Tuesday, August 15, 2017

Col. Henry Sibley's Description of the Horrors of the Dakota Conflict, August 1862


From "The Ancestory, Life, and Times of Hon. Henry Hastings Sibley LL.D." the leader of the Indian Expedition against Chief Little Crow and his Dakota Sioux warriors.

August 2017 is the 155th anniversary of the Dakota Conflict, or Great Sioux Uprising as it was also called.

The Dakota Conflict caused the most civilian deaths in an Indian war in U.S. history. When it was over, 38 Sioux warriors were executed by hanging, by order of President Lincoln, at Mankato Minnesota on December 26, 1862. This remains the largest mass execution in U. S. history.
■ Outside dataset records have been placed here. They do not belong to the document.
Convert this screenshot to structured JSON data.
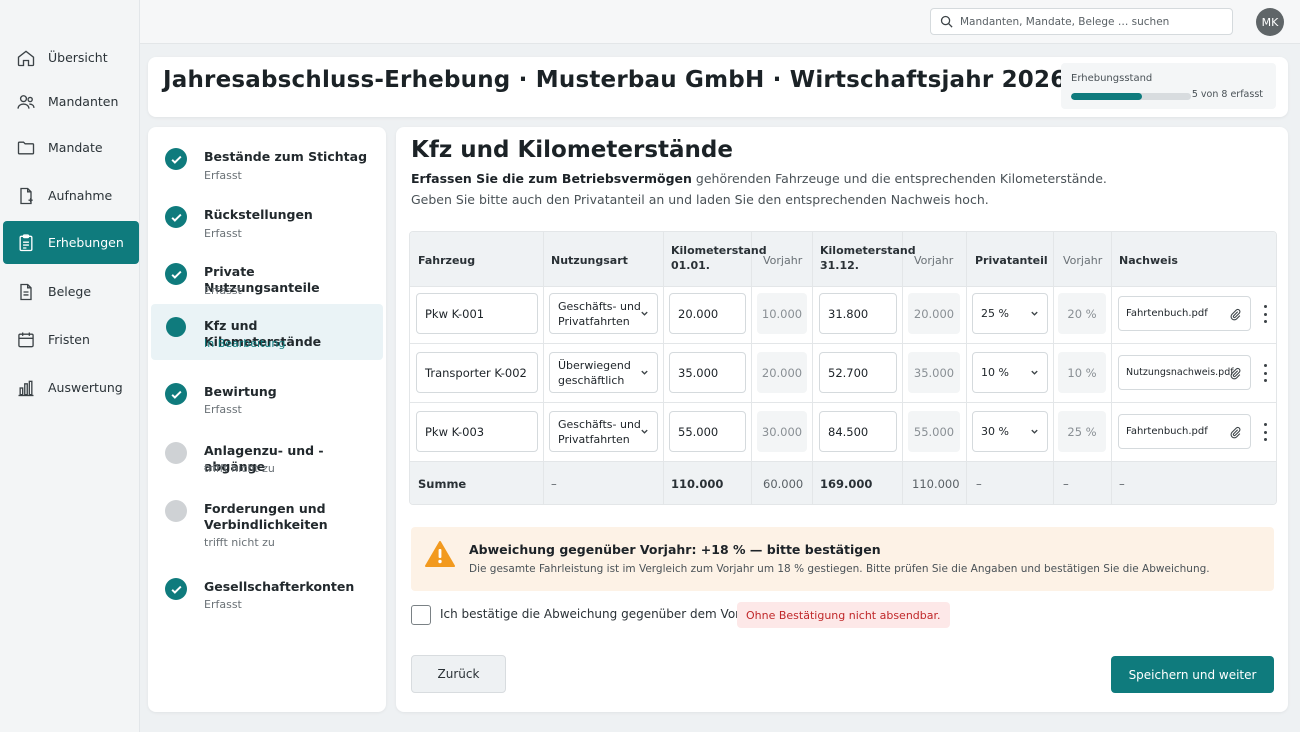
{
  "nav": {
    "items": [
      {
        "label": "Übersicht",
        "icon": "home-icon"
      },
      {
        "label": "Mandanten",
        "icon": "users-icon"
      },
      {
        "label": "Mandate",
        "icon": "folder-icon"
      },
      {
        "label": "Aufnahme",
        "icon": "file-plus-icon"
      },
      {
        "label": "Erhebungen",
        "icon": "clipboard-icon",
        "active": true
      },
      {
        "label": "Belege",
        "icon": "document-icon"
      },
      {
        "label": "Fristen",
        "icon": "calendar-icon"
      },
      {
        "label": "Auswertung",
        "icon": "bar-chart-icon"
      }
    ]
  },
  "topbar": {
    "search_placeholder": "Mandanten, Mandate, Belege … suchen",
    "avatar_initials": "MK"
  },
  "header": {
    "title": "Jahresabschluss-Erhebung · Musterbau GmbH · Wirtschaftsjahr 2026",
    "progress_label": "Erhebungsstand",
    "progress_count": "5 von 8 erfasst",
    "progress_fraction": 0.59
  },
  "steps": [
    {
      "title": "Bestände zum Stichtag",
      "status": "Erfasst",
      "state": "done"
    },
    {
      "title": "Rückstellungen",
      "status": "Erfasst",
      "state": "done"
    },
    {
      "title": "Private Nutzungsanteile",
      "status": "Erfasst",
      "state": "done"
    },
    {
      "title": "Kfz und Kilometerstände",
      "status": "In Bearbeitung",
      "state": "active"
    },
    {
      "title": "Bewirtung",
      "status": "Erfasst",
      "state": "done"
    },
    {
      "title": "Anlagenzu- und -abgänge",
      "status": "trifft nicht zu",
      "state": "na"
    },
    {
      "title": "Forderungen und Verbindlichkeiten",
      "status": "trifft nicht zu",
      "state": "na"
    },
    {
      "title": "Gesellschafterkonten",
      "status": "Erfasst",
      "state": "done"
    }
  ],
  "main": {
    "title": "Kfz und Kilometerstände",
    "desc1_bold": "Erfassen Sie die zum Betriebsvermögen",
    "desc1_rest": " gehörenden Fahrzeuge und die entsprechenden Kilometerstände.",
    "desc2": "Geben Sie bitte auch den Privatanteil an und laden Sie den entsprechenden Nachweis hoch."
  },
  "table": {
    "headers": {
      "vehicle": "Fahrzeug",
      "usage": "Nutzungsart",
      "km_start": [
        "Kilometerstand",
        "01.01."
      ],
      "prev1": "Vorjahr",
      "km_end": [
        "Kilometerstand",
        "31.12."
      ],
      "prev2": "Vorjahr",
      "private": "Privatanteil",
      "prev3": "Vorjahr",
      "proof": "Nachweis"
    },
    "rows": [
      {
        "vehicle": "Pkw K-001",
        "usage": [
          "Geschäfts- und",
          "Privatfahrten"
        ],
        "km_start": "20.000",
        "prev_start": "10.000",
        "km_end": "31.800",
        "prev_end": "20.000",
        "private": "25 %",
        "prev_private": "20 %",
        "proof": "Fahrtenbuch.pdf"
      },
      {
        "vehicle": "Transporter K-002",
        "usage": [
          "Überwiegend",
          "geschäftlich"
        ],
        "km_start": "35.000",
        "prev_start": "20.000",
        "km_end": "52.700",
        "prev_end": "35.000",
        "private": "10 %",
        "prev_private": "10 %",
        "proof": "Nutzungsnachweis.pdf"
      },
      {
        "vehicle": "Pkw K-003",
        "usage": [
          "Geschäfts- und",
          "Privatfahrten"
        ],
        "km_start": "55.000",
        "prev_start": "30.000",
        "km_end": "84.500",
        "prev_end": "55.000",
        "private": "30 %",
        "prev_private": "25 %",
        "proof": "Fahrtenbuch.pdf"
      }
    ],
    "sum": {
      "label": "Summe",
      "usage": "–",
      "km_start": "110.000",
      "prev_start": "60.000",
      "km_end": "169.000",
      "prev_end": "110.000",
      "private": "–",
      "prev_private": "–",
      "proof": "–"
    }
  },
  "alert": {
    "title": "Abweichung gegenüber Vorjahr: +18 % — bitte bestätigen",
    "text": "Die gesamte Fahrleistung ist im Vergleich zum Vorjahr um 18 % gestiegen.  Bitte prüfen Sie die Angaben und bestätigen Sie die Abweichung."
  },
  "confirm": {
    "label": "Ich bestätige die Abweichung gegenüber dem Vorjahr.",
    "badge": "Ohne Bestätigung nicht absendbar.",
    "checked": false
  },
  "buttons": {
    "back": "Zurück",
    "next": "Speichern und weiter"
  },
  "colors": {
    "accent": "#0f7b7d",
    "warning": "#f29a1f",
    "alert_bg": "#fdf2e6",
    "error": "#c0282a"
  }
}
Read the entire story, all sides, homesteaders, military, and Sioux, in "Blood on the Prarie: A Novel of the Sioux Uprising" in the format of your choice at the link below:


Thursday, August 3, 2017

August 1862 Dakota Conflict

August 1862, 155 years ago, was a dark time in Minnesota history. On the 17th of August, 4 Dakota Indian boys on a hunt stopped at Acton and killed five settlers. They then returned to their camp and confessed to the elders what they did. The elders, including Little Crow, the war chief pictured above, then decided to go to war against the settlers. Although Chief Little Crow knew the effort would be futile, he led his warriors into battle. (From Bury My Heart at Wounded Knee by Dee Brown, Pp. 42-45.) Thus began the great Sioux massacre, now known as the Dakota Conflict of 1862.

Buy "Blood on the Prairie: A Novel of the Sioux Uprising"  in the format of your choice at Amazon at the link below: